Since late October, a section of France’s working classes and self-employed has been engaged in protests and riots. The protests have largely taken the form of spontaneous – and generally amicable – assemblies at round-abouts and other major intersections on France’s national roads.
The riots, on the other hand, have been focused on Paris and have been taking place on each Saturday for the last two months. Over the course of that period, at least seven people have been killed – largely at the hands of the police – with many more seriously injured, some losing limbs and at least one having lost sight in one eye.
As a decentralised movement with no formal spokes-people and no formal organisational structure, it has been difficult for observers to make generalisations about the so-called Yellow Vests. Whilst their grievances are understood, there is still much debate about what the movement is seeking in terms of redress.
As a decentralised movement, however, it is also perhaps of no surprise that Bitcoin has put in an appearance – albeit a minor one – amidst proceedings. Previous demonstrations have witnessed a handful of protests donning yellow vests with the slogan: “Buy Bitcoin”.

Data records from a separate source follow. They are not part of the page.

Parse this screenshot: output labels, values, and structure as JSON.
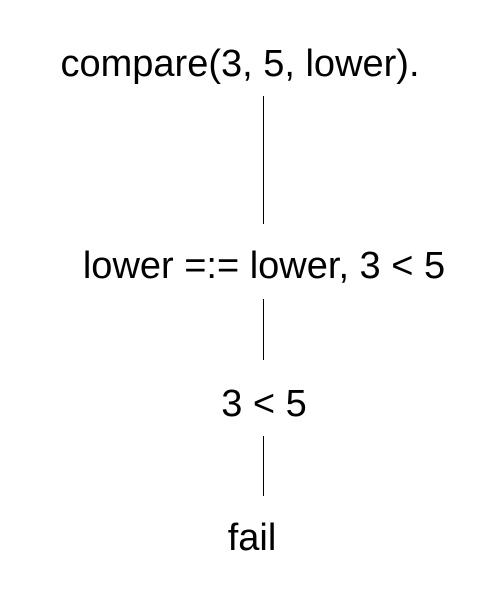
{
  "derivation": {
    "nodes": [
      {
        "label": "compare(3, 5, lower)."
      },
      {
        "label": "lower =:= lower, 3 < 5"
      },
      {
        "label": "3 < 5"
      },
      {
        "label": "fail"
      }
    ],
    "line_color": "#000000",
    "text_color": "#000000"
  }
}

And on Sunday, a new mural painting has appeared on the streets of Paris, reprising some of France’s most iconic revolutionary images, updated to incorporate a reference to France’s latest insurrectionary moment.
Intriguingly, the artist, Pascal Boyart, who refers to himself as Pboy – which thankfully does not quite have the same connotation in French as it does in English – has incorporated a puzzle into one of the murals which provides clues to unlocking a prize of $1000 in BTC.
An up-and-coming French banksy of sorts, Pboy is known to be something of a Bitcoin fan, regularly taking payment for his work in the form of crypto-currency and adjoining Bitcoin payment addresses in QR code format to his exhibited works of art.
To claim the prize, participants – according to Pboy’s instructions – need to be physically present at the mural whose location is not disclosed on his website. The prize – originally worth 0.25 BTC – has increased slightly to 0.285 BTC as others have contributed their own funds to its associated Bitcoin address.
Whilst it is not quite clear if the initiative is more of a publicity stunt or a political statement, it is, he states, “what might be described as the first street-art treasure hunt of its kind,” just as “Bitcoin gets set to celebrate its 10th birthday.”